A food truck rolled in to downtown Pensacola about 10 p.m. Monday night, parked in front of The Vault restaurant on Alcaniz Street, and began serving tacos.
Among the customers who bought one of those tacos was city councilman Larry Johnson, the loudest advocate on the council in calling for an ordinance that would regulate food trucks operating within city limits.
But now, after the council’s most recent failed attempt at passing such an ordinance, Johnson and others are of the opinion that, because they are essentially unregulated, food trucks are technically free to operate wherever they like in the city.
“We don’t have anything on the books,” Johnson said. “If we don’t have anything on the books then I believe they’re unregulated and can operate.”
The food truck that parked in front of The Vault on Monday night, Randy Russell’s Nomadic Eats, was invited there by The Vault’s owner, Sam Miller. Miller said the idea of brick and mortar restaurants being threatened by food trucks is ridiculous.
“Not one cocktail is getting sold out of that food truck,” Miller said. “Anybody downtown selling cocktails or beer and wine should know that that’s where they make their money and a food truck is not going to threaten that.”
Because he had been welcomed to The Vault, Russell’s night selling tacos went smoothly.
“No one came and ran us off,” Russell said.
What might happen if a food truck were to set up in front of a business that didn’t want it there remains unclear.
The one instance where city code does mention “mobile restaurants” was written specifically to allow for the Al Fresco dining area at the corner of Main Street and Palafox Street and actually requires that mobile restaurants be permanently fixed to the ground and use underground utilities.
There is language in the code to regulate itinerant vendors, defined as anyone engaging in “transient business,” and requiring them to obtain a permit, though it is clear that language was never meant for food trucks.
There is also language in the city’s Land Development Code requiring use of the right-of-way be approved by the city’s planning board and the City Council, though again, that language was never intended to apply to food trucks.
Pensacola Mayor Ashton Hayward has already allowed food trucks at City Hall, and city spokesman Vernon Stewart wrote in an email on Friday that the city has been informing food truck owners that they are allowed to operate on city property.
Food trucks can also operate on private property, given they have the property owner’s permission to do so. Johnson recently welcomed The Busy Bee food truck to his bar, The Azalea Cocktail Lounge.
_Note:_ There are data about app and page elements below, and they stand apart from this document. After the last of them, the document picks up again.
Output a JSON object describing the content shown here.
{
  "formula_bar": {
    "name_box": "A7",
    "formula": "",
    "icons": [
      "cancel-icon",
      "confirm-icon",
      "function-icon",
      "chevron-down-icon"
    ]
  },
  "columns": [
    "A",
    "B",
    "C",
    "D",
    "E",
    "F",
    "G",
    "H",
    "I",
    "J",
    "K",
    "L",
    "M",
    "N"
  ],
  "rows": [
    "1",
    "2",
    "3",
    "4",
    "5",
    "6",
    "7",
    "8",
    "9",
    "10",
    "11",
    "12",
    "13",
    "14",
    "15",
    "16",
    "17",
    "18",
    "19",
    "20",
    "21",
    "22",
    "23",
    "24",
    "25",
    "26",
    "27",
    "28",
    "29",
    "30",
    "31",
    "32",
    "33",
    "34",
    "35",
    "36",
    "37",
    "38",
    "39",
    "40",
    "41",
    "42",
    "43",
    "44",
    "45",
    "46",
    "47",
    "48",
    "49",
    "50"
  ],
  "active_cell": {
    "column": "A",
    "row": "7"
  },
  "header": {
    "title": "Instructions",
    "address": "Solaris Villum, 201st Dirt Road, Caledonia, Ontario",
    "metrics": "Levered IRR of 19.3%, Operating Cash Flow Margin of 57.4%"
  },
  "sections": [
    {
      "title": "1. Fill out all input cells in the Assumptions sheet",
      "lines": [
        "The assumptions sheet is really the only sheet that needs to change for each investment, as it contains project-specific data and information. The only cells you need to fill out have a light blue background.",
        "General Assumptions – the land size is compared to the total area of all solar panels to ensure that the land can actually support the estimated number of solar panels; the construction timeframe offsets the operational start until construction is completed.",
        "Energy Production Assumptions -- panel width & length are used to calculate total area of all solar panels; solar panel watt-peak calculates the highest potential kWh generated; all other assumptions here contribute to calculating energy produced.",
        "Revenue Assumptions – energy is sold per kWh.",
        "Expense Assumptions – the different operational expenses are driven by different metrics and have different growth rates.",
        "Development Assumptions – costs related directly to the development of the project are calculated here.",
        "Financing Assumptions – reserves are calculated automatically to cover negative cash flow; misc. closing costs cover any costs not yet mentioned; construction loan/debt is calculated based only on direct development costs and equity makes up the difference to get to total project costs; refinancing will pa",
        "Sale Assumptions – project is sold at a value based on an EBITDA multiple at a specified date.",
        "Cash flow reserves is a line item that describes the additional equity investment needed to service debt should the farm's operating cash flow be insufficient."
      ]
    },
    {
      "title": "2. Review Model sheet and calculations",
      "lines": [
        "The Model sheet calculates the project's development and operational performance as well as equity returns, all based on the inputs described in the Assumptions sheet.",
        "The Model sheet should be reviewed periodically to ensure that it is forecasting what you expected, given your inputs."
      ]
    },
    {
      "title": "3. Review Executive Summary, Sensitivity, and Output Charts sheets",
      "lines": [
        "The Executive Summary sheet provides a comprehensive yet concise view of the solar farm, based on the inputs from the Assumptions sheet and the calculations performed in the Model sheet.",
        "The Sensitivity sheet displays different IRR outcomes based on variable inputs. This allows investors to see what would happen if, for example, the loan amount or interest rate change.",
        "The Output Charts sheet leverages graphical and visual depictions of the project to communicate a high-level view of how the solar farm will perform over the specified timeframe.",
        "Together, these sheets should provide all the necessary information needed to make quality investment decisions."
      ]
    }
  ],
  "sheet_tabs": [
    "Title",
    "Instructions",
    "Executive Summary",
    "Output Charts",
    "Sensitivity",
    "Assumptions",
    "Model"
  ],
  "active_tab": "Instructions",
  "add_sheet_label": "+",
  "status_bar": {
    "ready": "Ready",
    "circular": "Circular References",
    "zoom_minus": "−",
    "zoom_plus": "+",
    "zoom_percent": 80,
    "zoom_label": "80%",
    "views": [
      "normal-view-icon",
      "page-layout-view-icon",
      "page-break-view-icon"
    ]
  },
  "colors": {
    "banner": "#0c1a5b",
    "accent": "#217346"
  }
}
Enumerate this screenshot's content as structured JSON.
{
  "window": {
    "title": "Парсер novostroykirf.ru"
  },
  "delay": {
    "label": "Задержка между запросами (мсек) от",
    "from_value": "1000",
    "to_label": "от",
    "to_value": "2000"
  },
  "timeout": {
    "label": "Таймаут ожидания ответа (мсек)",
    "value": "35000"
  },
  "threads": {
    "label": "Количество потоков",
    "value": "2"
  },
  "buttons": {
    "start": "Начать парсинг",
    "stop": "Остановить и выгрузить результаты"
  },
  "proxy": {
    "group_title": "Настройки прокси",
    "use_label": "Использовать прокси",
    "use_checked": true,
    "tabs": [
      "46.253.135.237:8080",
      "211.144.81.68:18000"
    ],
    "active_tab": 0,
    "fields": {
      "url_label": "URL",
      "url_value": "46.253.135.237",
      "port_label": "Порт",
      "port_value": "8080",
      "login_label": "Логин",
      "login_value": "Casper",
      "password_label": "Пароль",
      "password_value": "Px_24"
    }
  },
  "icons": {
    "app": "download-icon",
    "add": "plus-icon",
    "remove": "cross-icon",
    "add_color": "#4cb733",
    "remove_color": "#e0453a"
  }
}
Johnson said he had two lawyers whose names he didn’t want to identify review the city’s codes as they pertain to food trucks
“Their opinion was it’s very gray,” Johnson said. “I believe it’s so vague that they can go wherever they want.”